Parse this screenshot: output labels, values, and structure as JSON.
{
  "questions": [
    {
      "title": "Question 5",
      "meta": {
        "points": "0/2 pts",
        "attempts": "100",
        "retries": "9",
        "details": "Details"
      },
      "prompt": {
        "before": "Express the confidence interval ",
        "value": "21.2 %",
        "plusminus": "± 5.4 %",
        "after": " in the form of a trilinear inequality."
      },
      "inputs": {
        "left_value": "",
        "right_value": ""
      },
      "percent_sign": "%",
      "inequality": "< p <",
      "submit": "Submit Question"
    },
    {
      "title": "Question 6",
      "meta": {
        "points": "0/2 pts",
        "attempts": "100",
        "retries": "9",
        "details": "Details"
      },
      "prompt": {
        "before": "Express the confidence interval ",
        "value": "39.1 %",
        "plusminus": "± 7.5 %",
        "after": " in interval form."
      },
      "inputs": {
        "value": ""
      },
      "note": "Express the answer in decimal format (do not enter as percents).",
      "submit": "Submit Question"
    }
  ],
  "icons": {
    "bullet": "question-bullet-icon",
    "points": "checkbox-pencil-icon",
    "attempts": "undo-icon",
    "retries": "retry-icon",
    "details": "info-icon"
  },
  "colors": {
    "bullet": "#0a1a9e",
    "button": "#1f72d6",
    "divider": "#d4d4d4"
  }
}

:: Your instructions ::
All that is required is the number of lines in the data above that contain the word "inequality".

:: Answer space ::
2